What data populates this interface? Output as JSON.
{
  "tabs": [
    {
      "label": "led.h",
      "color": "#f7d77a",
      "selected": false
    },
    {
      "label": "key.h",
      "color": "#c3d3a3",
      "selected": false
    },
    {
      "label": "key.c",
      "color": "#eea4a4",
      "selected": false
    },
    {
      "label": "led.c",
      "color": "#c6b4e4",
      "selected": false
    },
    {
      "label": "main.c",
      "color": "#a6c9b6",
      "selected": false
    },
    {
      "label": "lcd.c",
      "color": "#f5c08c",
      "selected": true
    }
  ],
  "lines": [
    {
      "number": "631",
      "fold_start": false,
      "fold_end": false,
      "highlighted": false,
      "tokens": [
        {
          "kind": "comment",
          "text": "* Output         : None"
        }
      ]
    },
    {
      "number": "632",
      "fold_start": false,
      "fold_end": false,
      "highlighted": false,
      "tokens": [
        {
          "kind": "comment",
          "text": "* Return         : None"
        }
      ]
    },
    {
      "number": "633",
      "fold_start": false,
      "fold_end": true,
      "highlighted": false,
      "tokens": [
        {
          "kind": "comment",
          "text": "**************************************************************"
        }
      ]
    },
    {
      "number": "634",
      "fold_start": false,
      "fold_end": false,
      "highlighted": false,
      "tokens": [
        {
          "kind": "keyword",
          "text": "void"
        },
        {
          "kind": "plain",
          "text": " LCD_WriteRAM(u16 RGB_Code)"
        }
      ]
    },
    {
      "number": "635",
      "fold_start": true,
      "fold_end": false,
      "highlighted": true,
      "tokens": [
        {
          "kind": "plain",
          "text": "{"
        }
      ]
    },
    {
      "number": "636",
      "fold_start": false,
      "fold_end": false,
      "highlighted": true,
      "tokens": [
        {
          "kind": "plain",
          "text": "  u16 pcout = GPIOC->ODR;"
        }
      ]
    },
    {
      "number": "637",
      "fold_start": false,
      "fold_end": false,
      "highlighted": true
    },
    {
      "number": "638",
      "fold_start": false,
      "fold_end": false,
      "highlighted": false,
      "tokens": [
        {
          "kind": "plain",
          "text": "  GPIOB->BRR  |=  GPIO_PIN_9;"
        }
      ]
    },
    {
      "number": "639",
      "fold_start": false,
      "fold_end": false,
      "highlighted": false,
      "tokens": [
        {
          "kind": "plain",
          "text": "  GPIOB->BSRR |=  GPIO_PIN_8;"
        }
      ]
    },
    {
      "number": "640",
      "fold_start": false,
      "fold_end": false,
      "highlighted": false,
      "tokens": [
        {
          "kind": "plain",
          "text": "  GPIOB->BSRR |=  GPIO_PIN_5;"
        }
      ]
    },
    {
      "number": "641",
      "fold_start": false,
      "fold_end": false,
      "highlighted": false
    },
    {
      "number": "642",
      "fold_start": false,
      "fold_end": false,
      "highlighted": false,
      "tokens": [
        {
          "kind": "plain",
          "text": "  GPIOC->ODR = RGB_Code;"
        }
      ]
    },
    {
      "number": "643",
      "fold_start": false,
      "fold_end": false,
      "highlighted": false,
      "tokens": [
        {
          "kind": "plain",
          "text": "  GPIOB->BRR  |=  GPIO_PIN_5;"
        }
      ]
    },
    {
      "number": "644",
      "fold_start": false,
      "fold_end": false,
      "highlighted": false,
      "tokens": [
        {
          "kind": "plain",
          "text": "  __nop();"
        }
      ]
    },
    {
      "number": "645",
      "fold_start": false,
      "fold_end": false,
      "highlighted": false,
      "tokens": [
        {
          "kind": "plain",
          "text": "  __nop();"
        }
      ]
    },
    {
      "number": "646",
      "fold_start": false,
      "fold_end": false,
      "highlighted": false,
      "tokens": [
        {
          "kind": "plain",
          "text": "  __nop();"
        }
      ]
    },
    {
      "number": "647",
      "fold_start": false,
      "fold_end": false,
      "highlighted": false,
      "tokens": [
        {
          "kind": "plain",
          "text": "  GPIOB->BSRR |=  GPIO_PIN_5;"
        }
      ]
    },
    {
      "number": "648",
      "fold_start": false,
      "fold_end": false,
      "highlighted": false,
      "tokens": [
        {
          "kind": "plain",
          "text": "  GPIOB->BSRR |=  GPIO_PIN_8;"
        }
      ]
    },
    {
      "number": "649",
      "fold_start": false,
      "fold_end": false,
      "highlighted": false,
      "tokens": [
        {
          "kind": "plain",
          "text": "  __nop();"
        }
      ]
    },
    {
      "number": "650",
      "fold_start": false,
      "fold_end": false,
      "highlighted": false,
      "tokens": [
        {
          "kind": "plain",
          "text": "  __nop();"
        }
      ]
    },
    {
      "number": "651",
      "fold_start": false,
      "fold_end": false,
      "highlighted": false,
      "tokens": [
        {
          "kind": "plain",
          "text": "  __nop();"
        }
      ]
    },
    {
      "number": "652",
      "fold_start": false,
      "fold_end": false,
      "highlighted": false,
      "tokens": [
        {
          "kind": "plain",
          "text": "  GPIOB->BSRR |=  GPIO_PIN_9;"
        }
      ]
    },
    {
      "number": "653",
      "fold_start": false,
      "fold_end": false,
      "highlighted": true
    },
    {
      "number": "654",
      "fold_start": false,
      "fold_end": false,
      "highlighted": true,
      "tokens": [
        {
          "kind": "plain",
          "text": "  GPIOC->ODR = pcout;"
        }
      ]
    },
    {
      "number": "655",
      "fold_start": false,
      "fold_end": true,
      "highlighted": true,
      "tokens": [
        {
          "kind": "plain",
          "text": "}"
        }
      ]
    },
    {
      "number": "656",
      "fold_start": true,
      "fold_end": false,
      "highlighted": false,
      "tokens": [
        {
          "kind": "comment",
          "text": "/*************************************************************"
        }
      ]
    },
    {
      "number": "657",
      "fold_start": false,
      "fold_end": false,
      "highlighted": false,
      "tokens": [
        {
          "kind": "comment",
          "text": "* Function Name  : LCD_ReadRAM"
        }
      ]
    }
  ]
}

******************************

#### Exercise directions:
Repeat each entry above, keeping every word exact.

#### Task response:
What data populates this interface? Output as JSON.
{
  "tabs": [
    {
      "label": "led.h",
      "color": "#f7d77a",
      "selected": false
    },
    {
      "label": "key.h",
      "color": "#c3d3a3",
      "selected": false
    },
    {
      "label": "key.c",
      "color": "#eea4a4",
      "selected": false
    },
    {
      "label": "led.c",
      "color": "#c6b4e4",
      "selected": false
    },
    {
      "label": "main.c",
      "color": "#a6c9b6",
      "selected": false
    },
    {
      "label": "lcd.c",
      "color": "#f5c08c",
      "selected": true
    }
  ],
  "lines": [
    {
      "number": "631",
      "fold_start": false,
      "fold_end": false,
      "highlighted": false,
      "tokens": [
        {
          "kind": "comment",
          "text": "* Output         : None"
        }
      ]
    },
    {
      "number": "632",
      "fold_start": false,
      "fold_end": false,
      "highlighted": false,
      "tokens": [
        {
          "kind": "comment",
          "text": "* Return         : None"
        }
      ]
    },
    {
      "number": "633",
      "fold_start": false,
      "fold_end": true,
      "highlighted": false,
      "tokens": [
        {
          "kind": "comment",
          "text": "**************************************************************"
        }
      ]
    },
    {
      "number": "634",
      "fold_start": false,
      "fold_end": false,
      "highlighted": false,
      "tokens": [
        {
          "kind": "keyword",
          "text": "void"
        },
        {
          "kind": "plain",
          "text": " LCD_WriteRAM(u16 RGB_Code)"
        }
      ]
    },
    {
      "number": "635",
      "fold_start": true,
      "fold_end": false,
      "highlighted": true,
      "tokens": [
        {
          "kind": "plain",
          "text": "{"
        }
      ]
    },
    {
      "number": "636",
      "fold_start": false,
      "fold_end": false,
      "highlighted": true,
      "tokens": [
        {
          "kind": "plain",
          "text": "  u16 pcout = GPIOC->ODR;"
        }
      ]
    },
    {
      "number": "637",
      "fold_start": false,
      "fold_end": false,
      "highlighted": true
    },
    {
      "number": "638",
      "fold_start": false,
      "fold_end": false,
      "highlighted": false,
      "tokens": [
        {
          "kind": "plain",
          "text": "  GPIOB->BRR  |=  GPIO_PIN_9;"
        }
      ]
    },
    {
      "number": "639",
      "fold_start": false,
      "fold_end": false,
      "highlighted": false,
      "tokens": [
        {
          "kind": "plain",
          "text": "  GPIOB->BSRR |=  GPIO_PIN_8;"
        }
      ]
    },
    {
      "number": "640",
      "fold_start": false,
      "fold_end": false,
      "highlighted": false,
      "tokens": [
        {
          "kind": "plain",
          "text": "  GPIOB->BSRR |=  GPIO_PIN_5;"
        }
      ]
    },
    {
      "number": "641",
      "fold_start": false,
      "fold_end": false,
      "highlighted": false
    },
    {
      "number": "642",
      "fold_start": false,
      "fold_end": false,
      "highlighted": false,
      "tokens": [
        {
          "kind": "plain",
          "text": "  GPIOC->ODR = RGB_Code;"
        }
      ]
    },
    {
      "number": "643",
      "fold_start": false,
      "fold_end": false,
      "highlighted": false,
      "tokens": [
        {
          "kind": "plain",
          "text": "  GPIOB->BRR  |=  GPIO_PIN_5;"
        }
      ]
    },
    {
      "number": "644",
      "fold_start": false,
      "fold_end": false,
      "highlighted": false,
      "tokens": [
        {
          "kind": "plain",
          "text": "  __nop();"
        }
      ]
    },
    {
      "number": "645",
      "fold_start": false,
      "fold_end": false,
      "highlighted": false,
      "tokens": [
        {
          "kind": "plain",
          "text": "  __nop();"
        }
      ]
    },
    {
      "number": "646",
      "fold_start": false,
      "fold_end": false,
      "highlighted": false,
      "tokens": [
        {
          "kind": "plain",
          "text": "  __nop();"
        }
      ]
    },
    {
      "number": "647",
      "fold_start": false,
      "fold_end": false,
      "highlighted": false,
      "tokens": [
        {
          "kind": "plain",
          "text": "  GPIOB->BSRR |=  GPIO_PIN_5;"
        }
      ]
    },
    {
      "number": "648",
      "fold_start": false,
      "fold_end": false,
      "highlighted": false,
      "tokens": [
        {
          "kind": "plain",
          "text": "  GPIOB->BSRR |=  GPIO_PIN_8;"
        }
      ]
    },
    {
      "number": "649",
      "fold_start": false,
      "fold_end": false,
      "highlighted": false,
      "tokens": [
        {
          "kind": "plain",
          "text": "  __nop();"
        }
      ]
    },
    {
      "number": "650",
      "fold_start": false,
      "fold_end": false,
      "highlighted": false,
      "tokens": [
        {
          "kind": "plain",
          "text": "  __nop();"
        }
      ]
    },
    {
      "number": "651",
      "fold_start": false,
      "fold_end": false,
      "highlighted": false,
      "tokens": [
        {
          "kind": "plain",
          "text": "  __nop();"
        }
      ]
    },
    {
      "number": "652",
      "fold_start": false,
      "fold_end": false,
      "highlighted": false,
      "tokens": [
        {
          "kind": "plain",
          "text": "  GPIOB->BSRR |=  GPIO_PIN_9;"
        }
      ]
    },
    {
      "number": "653",
      "fold_start": false,
      "fold_end": false,
      "highlighted": true
    },
    {
      "number": "654",
      "fold_start": false,
      "fold_end": false,
      "highlighted": true,
      "tokens": [
        {
          "kind": "plain",
          "text": "  GPIOC->ODR = pcout;"
        }
      ]
    },
    {
      "number": "655",
      "fold_start": false,
      "fold_end": true,
      "highlighted": true,
      "tokens": [
        {
          "kind": "plain",
          "text": "}"
        }
      ]
    },
    {
      "number": "656",
      "fold_start": true,
      "fold_end": false,
      "highlighted": false,
      "tokens": [
        {
          "kind": "comment",
          "text": "/*************************************************************"
        }
      ]
    },
    {
      "number": "657",
      "fold_start": false,
      "fold_end": false,
      "highlighted": false,
      "tokens": [
        {
          "kind": "comment",
          "text": "* Function Name  : LCD_ReadRAM"
        }
      ]
    }
  ]
}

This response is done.